Each entry has to be reproduced in full, exactly as given.

#### Given entries ####

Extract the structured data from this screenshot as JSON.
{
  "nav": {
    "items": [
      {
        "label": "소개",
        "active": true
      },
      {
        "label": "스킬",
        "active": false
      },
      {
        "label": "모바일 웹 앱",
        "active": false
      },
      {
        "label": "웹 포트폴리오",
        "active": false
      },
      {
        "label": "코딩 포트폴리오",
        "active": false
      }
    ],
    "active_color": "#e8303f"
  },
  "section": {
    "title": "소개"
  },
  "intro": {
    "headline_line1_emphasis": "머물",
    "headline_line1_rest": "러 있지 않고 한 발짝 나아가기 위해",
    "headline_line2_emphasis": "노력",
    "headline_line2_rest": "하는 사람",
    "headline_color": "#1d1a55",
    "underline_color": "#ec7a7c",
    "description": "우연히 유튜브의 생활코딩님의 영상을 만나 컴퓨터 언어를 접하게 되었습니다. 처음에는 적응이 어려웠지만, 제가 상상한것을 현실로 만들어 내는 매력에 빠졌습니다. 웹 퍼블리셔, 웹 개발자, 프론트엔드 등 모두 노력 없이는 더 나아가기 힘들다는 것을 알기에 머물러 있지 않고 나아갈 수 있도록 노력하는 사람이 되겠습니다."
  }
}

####

Result of this exercise:
Extract the structured data from this screenshot as JSON.
{
  "nav": {
    "items": [
      {
        "label": "소개",
        "active": true
      },
      {
        "label": "스킬",
        "active": false
      },
      {
        "label": "모바일 웹 앱",
        "active": false
      },
      {
        "label": "웹 포트폴리오",
        "active": false
      },
      {
        "label": "코딩 포트폴리오",
        "active": false
      }
    ],
    "active_color": "#e8303f"
  },
  "section": {
    "title": "소개"
  },
  "intro": {
    "headline_line1_emphasis": "머물",
    "headline_line1_rest": "러 있지 않고 한 발짝 나아가기 위해",
    "headline_line2_emphasis": "노력",
    "headline_line2_rest": "하는 사람",
    "headline_color": "#1d1a55",
    "underline_color": "#ec7a7c",
    "description": "우연히 유튜브의 생활코딩님의 영상을 만나 컴퓨터 언어를 접하게 되었습니다. 처음에는 적응이 어려웠지만, 제가 상상한것을 현실로 만들어 내는 매력에 빠졌습니다. 웹 퍼블리셔, 웹 개발자, 프론트엔드 등 모두 노력 없이는 더 나아가기 힘들다는 것을 알기에 머물러 있지 않고 나아갈 수 있도록 노력하는 사람이 되겠습니다."
  }
}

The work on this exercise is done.